Update: This post has been updated to include a statement from East Passyunk Crossing Civic Association’s zoning chair, David Goldfarb.
We’ve been following the King of Jeans building development for years and it appears that it is now officially the end of an era for the building. At about 11 a.m. this morning, we were informed that the sign is in the process of being taken down.
Goldfarb said in his statement that the sign will find a new home at Provenance Salvage in Northern Liberties.
More from Goldfarb’s statement:
Both East Passyunk Crossing Civic Association and I were sad to see that the iconic King of Jeans sign was taken down today. For well over a year, we worked diligently to find a new public place for the sign, ideally in the neighborhood but at any Philadelphia location if need be (chair Joseph F. Marino and owner Andy Kaplan even looked into the Atwater Kent independently).
Unfortunately, although we came close to finding it an ideal home before a difficult party tangential to a deal scuttled the sign’s relocation, we were unable to find an appropriate location. We want to thank Andy Kaplan and everyone at Rockland Capital, who not only gave us *every* opportunity in the last year plus to find a new location for the sign at no cost but also looked himself. We regrettably have to agree with him that the best solution at this late time was to find it a new home at Provenance Salvage, whom Andy has reached an agreement with to display the sign under condition that it not be re-sold.
However you viewed the sign–as art, as kitsch, as borderline obscenity–it was undoubtedly part of the neighborhood’s fabric, a reminder of an ’80s era of East Passyunk that we are lucky to still drawn upon, and a conversation piece that reminded us to keep things weird on East Passyunk.
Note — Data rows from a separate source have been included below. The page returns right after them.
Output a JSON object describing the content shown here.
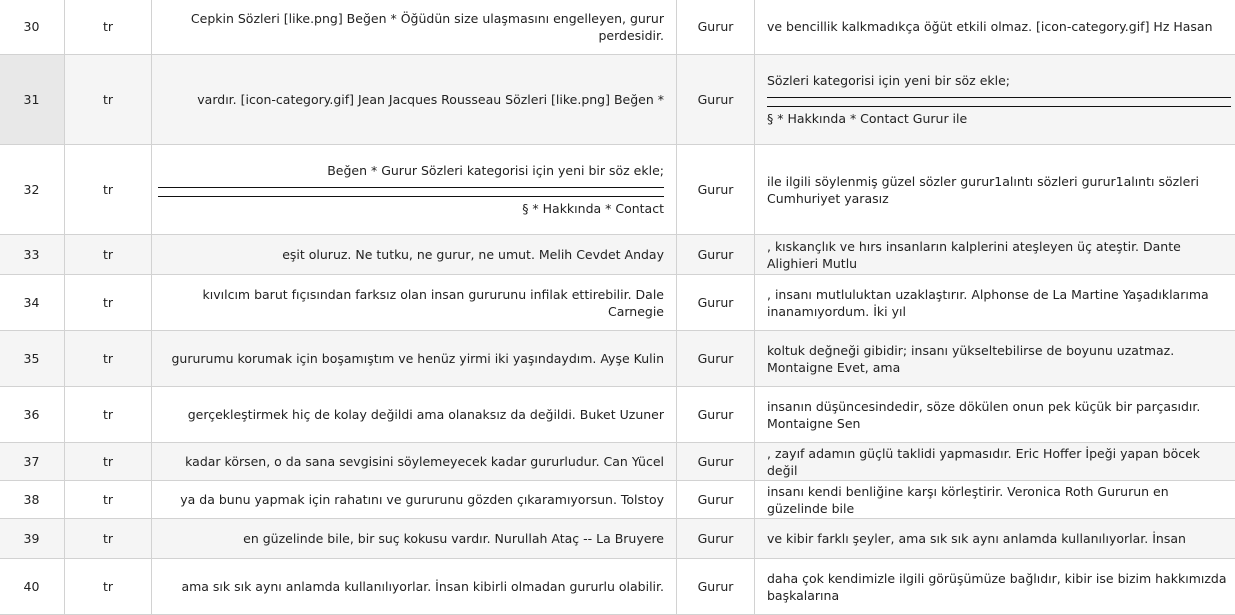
{
  "rows": [
    {
      "id": "30",
      "lang": "tr",
      "left": "Cepkin Sözleri [like.png] Beğen * Öğüdün size ulaşmasını engelleyen, gurur perdesidir.",
      "cat": "Gurur",
      "right": "ve bencillik kalkmadıkça öğüt etkili olmaz. [icon-category.gif] Hz Hasan"
    },
    {
      "id": "31",
      "lang": "tr",
      "left": "vardır. [icon-category.gif] Jean Jacques Rousseau Sözleri [like.png] Beğen *",
      "cat": "Gurur",
      "right_top": "Sözleri kategorisi için yeni bir söz ekle;",
      "right_bottom": "§ * Hakkında * Contact Gurur ile"
    },
    {
      "id": "32",
      "lang": "tr",
      "left_top": "Beğen * Gurur Sözleri kategorisi için yeni bir söz ekle;",
      "left_bottom": "§ * Hakkında * Contact",
      "cat": "Gurur",
      "right": "ile ilgili söylenmiş güzel sözler gurur1alıntı sözleri gurur1alıntı sözleri Cumhuriyet yarasız"
    },
    {
      "id": "33",
      "lang": "tr",
      "left": "eşit oluruz. Ne tutku, ne gurur, ne umut. Melih Cevdet Anday",
      "cat": "Gurur",
      "right": ", kıskançlık ve hırs insanların kalplerini ateşleyen üç ateştir. Dante Alighieri Mutlu"
    },
    {
      "id": "34",
      "lang": "tr",
      "left": "kıvılcım barut fıçısından farksız olan insan gururunu infilak ettirebilir. Dale Carnegie",
      "cat": "Gurur",
      "right": ", insanı mutluluktan uzaklaştırır. Alphonse de La Martine Yaşadıklarıma inanamıyordum. İki yıl"
    },
    {
      "id": "35",
      "lang": "tr",
      "left": "gururumu korumak için boşamıştım ve henüz yirmi iki yaşındaydım. Ayşe Kulin",
      "cat": "Gurur",
      "right": "koltuk değneği gibidir; insanı yükseltebilirse de boyunu uzatmaz. Montaigne Evet, ama"
    },
    {
      "id": "36",
      "lang": "tr",
      "left": "gerçekleştirmek hiç de kolay değildi ama olanaksız da değildi. Buket Uzuner",
      "cat": "Gurur",
      "right": "insanın düşüncesindedir, söze dökülen onun pek küçük bir parçasıdır. Montaigne Sen"
    },
    {
      "id": "37",
      "lang": "tr",
      "left": "kadar körsen, o da sana sevgisini söylemeyecek kadar gururludur. Can Yücel",
      "cat": "Gurur",
      "right": ", zayıf adamın güçlü taklidi yapmasıdır. Eric Hoffer İpeği yapan böcek değil"
    },
    {
      "id": "38",
      "lang": "tr",
      "left": "ya da bunu yapmak için rahatını ve gururunu gözden çıkaramıyorsun. Tolstoy",
      "cat": "Gurur",
      "right": "insanı kendi benliğine karşı körleştirir. Veronica Roth Gururun en güzelinde bile"
    },
    {
      "id": "39",
      "lang": "tr",
      "left": "en güzelinde bile, bir suç kokusu vardır. Nurullah Ataç -- La Bruyere",
      "cat": "Gurur",
      "right": "ve kibir farklı şeyler, ama sık sık aynı anlamda kullanılıyorlar. İnsan"
    },
    {
      "id": "40",
      "lang": "tr",
      "left": "ama sık sık aynı anlamda kullanılıyorlar. İnsan kibirli olmadan gururlu olabilir.",
      "cat": "Gurur",
      "right": "daha çok kendimizle ilgili görüşümüze bağlıdır, kibir ise bizim hakkımızda başkalarına"
    }
  ]
}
While we look forward to the new building that will replace the windowless shell at 1843 E Passyunk Avenue, that sign will be missed dearly and not forgotten.
Excuse me while I mourn the sign’s passing the only way I can think of: listening to Philadelphia’s own Pissed Jeans, who named their third album after that weird, wonderful sign.
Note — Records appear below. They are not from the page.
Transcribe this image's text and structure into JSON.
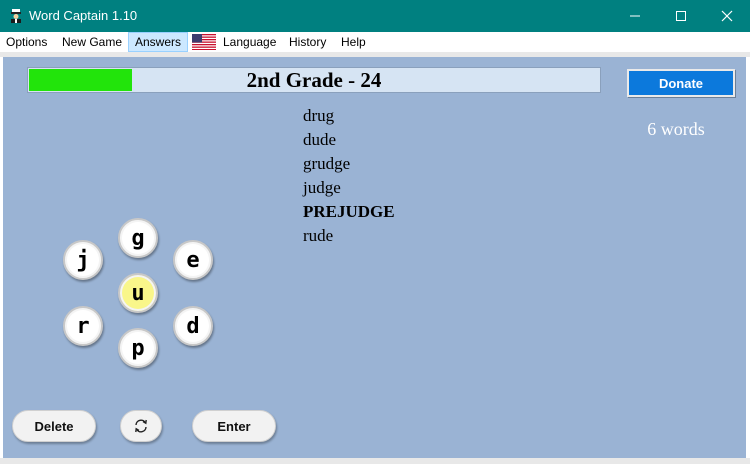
{
  "window": {
    "title": "Word Captain 1.10"
  },
  "menu": {
    "options": "Options",
    "new_game": "New Game",
    "answers": "Answers",
    "language": "Language",
    "history": "History",
    "help": "Help"
  },
  "game": {
    "level_label": "2nd Grade - 24",
    "progress": 0.18,
    "word_count_label": "6 words",
    "found_words": [
      "drug",
      "dude",
      "grudge",
      "judge",
      "PREJUDGE",
      "rude"
    ],
    "letters": {
      "top": "g",
      "upper_left": "j",
      "upper_right": "e",
      "center": "u",
      "lower_left": "r",
      "lower_right": "d",
      "bottom": "p"
    }
  },
  "buttons": {
    "donate": "Donate",
    "delete": "Delete",
    "enter": "Enter",
    "shuffle_icon": "refresh-icon"
  },
  "colors": {
    "titlebar": "#008080",
    "board": "#9ab3d4",
    "progress_fill": "#22e40b",
    "donate": "#0c79dc",
    "center_tile": "#f9f68a"
  }
}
The existing building is being demolished and a five-story building will go up in its place.
Back in February of 2014, developer Andy Kaplan was granted approval for the project which will include apartments, retail and office space. Originally, the project was denied by the Zoning Board of Adjustments, but after a reconsideration hearing, the project was approved.
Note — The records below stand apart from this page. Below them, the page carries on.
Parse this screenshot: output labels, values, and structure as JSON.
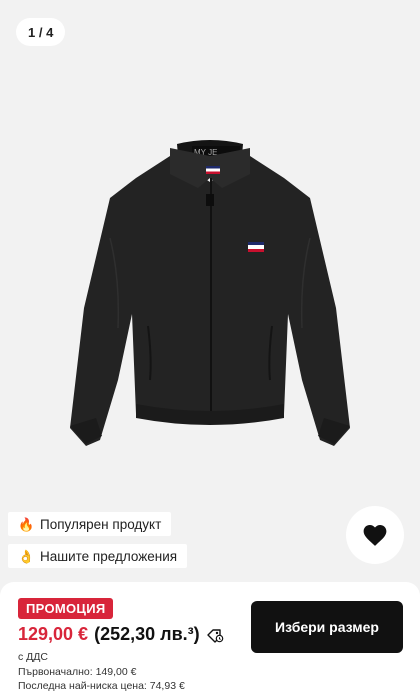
{
  "gallery": {
    "counter": "1 / 4"
  },
  "badges": [
    {
      "icon": "fire-icon",
      "label": "Популярен продукт"
    },
    {
      "icon": "ok-hand-icon",
      "label": "Нашите предложения"
    }
  ],
  "favorite": {
    "icon": "heart-icon"
  },
  "sheet": {
    "promo_label": "ПРОМОЦИЯ",
    "price": "129,00 €",
    "price_alt": "(252,30 лв.³)",
    "vat": "с ДДС",
    "original_price": "Първоначално: 149,00 €",
    "lowest_price": "Последна най-ниска цена: 74,93 €",
    "cta_label": "Избери размер"
  },
  "colors": {
    "promo": "#d8253a",
    "cta": "#111111",
    "background": "#f2f2f2"
  }
}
In 2012 we asked our readers what they’d like to see happen to the sign. Although none of these options will now be possible, check out some of the responses.
–Taylor Farnsworth, @tfarnsworth3